The world has made remarkable progress against polio and is very close to eradicating this disease, having reduced the number of cases by more than 99 percent since 1988, when the global health community came together to form the Global Polio Eradication Initiative. Reaching this milestone will mark only the second time in history that an infectious disease has been fully eradicated, after smallpox was eliminated in 1979.
Completing the job will require stopping transmission of polio and maintaining immunity for several years thereafter, and new tools are needed to meet these challenges. PATH is providing technical support on the development of high-quality and low-cost polio vaccines needed to help achieve eradication and maintain protection posteradication.
Poliomyelitis (polio) is a highly infectious disease caused by a virus that invades the nervous system and can cause permanent paralysis. While polio can strike at any age, it mainly affects children under age five. Because there is no cure, prevention through vaccination is the only protection for children.
There are two types of vaccines against polio—oral polio vaccine (OPV) and inactivated polio vaccine (IPV) that is delivered via injection. While OPV has been a powerful tool in the campaign against polio and is extremely inexpensive (US$0.14 to $0.17 per dose), it has two drawbacks: the weakened virus in OPV can mutate into vaccine-derived poliovirus (VDVP) that can circulate and cause polio infections in a community and, on rare occasions, OPV can result in vaccine-associated paralytic polio. The currently available IPVs are safe and effective, but at more than $3 per dose, they are out of reach for low- and middle-income countries.
PATH is working with partners on the following new vaccine tools that can help the global community complete eradication and ensure protection post-eradication.
Lower cost OPV
OPV is still needed for maintaining population immunity, stamping out pockets of endemic wild-poliovirus transmission, and controlling outbreaks. Because billions of doses of OPV are delivered every year, even a modest cost reduction could help make better use of constrained public-health resources.
Much more affordable IPV

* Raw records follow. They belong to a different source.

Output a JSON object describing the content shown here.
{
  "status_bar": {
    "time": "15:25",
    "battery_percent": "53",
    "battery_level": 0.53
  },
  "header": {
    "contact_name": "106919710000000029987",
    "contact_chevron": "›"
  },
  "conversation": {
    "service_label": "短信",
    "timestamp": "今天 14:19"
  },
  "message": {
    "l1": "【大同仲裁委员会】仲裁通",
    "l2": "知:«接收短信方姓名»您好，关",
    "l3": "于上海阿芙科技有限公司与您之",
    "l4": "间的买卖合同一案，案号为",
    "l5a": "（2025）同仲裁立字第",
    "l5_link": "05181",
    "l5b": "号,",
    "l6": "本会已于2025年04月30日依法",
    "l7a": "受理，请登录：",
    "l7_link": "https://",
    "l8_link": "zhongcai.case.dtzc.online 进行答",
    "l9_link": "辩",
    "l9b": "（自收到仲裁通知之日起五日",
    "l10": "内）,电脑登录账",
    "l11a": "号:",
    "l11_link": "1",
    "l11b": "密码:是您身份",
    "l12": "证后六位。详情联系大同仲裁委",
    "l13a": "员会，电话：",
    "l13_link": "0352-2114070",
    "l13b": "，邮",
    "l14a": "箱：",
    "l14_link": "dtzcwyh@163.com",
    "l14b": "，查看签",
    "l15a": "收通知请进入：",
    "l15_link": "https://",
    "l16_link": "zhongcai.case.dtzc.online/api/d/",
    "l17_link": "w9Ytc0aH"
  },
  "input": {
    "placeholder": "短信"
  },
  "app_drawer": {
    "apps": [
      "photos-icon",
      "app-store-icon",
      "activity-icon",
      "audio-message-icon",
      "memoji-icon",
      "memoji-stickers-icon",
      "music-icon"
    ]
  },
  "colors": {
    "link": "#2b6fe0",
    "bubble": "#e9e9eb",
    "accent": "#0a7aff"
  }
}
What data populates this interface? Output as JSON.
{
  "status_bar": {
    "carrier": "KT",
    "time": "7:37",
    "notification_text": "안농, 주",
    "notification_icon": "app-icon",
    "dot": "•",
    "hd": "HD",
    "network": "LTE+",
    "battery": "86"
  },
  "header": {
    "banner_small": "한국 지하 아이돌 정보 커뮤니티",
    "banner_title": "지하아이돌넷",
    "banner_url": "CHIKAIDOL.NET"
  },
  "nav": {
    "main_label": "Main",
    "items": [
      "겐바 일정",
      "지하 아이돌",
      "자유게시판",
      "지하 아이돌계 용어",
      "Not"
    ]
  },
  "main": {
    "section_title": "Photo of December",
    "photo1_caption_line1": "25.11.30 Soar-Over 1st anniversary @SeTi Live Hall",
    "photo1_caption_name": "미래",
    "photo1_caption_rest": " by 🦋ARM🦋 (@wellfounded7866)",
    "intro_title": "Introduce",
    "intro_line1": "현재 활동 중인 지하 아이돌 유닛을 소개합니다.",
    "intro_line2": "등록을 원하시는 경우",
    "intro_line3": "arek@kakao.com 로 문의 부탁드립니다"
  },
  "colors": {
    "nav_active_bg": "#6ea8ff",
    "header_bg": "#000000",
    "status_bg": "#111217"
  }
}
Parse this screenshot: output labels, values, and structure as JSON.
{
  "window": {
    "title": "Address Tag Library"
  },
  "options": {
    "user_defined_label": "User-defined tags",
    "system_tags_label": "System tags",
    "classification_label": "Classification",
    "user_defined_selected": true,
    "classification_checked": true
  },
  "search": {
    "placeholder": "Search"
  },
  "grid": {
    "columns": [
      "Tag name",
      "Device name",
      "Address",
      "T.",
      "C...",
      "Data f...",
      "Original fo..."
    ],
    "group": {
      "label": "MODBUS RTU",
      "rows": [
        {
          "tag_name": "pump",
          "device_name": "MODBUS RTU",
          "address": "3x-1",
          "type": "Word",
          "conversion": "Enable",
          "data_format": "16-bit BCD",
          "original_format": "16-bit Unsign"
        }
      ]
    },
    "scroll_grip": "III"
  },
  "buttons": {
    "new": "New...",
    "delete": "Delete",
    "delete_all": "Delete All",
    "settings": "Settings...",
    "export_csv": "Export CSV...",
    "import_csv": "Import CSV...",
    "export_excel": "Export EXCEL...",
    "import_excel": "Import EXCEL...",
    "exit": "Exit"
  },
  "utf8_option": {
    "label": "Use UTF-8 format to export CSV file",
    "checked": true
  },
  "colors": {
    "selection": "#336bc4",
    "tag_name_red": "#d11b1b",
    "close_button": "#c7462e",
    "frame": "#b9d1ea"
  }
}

Because vaccination will be needed for years and even decades after polio transmission is ended and because VDPVs will continue to occur until all countries switch to IPV, it is essential to bring the price of IPV vaccines down so that low- and middle-income countries can afford them. Strategies to reduce IPV costs could include adjuvants—additional ingredients that can boost the body’s immune response—or needle-free delivery methods that require smaller amounts of vaccine for each dose.
Affordable IPV-containing pediatric combination vaccines
Ultimately, it would be advantageous to include more affordable IPV into combination vaccines that are part of the basic childhood immunizations to protect future birth cohorts in low-income countries.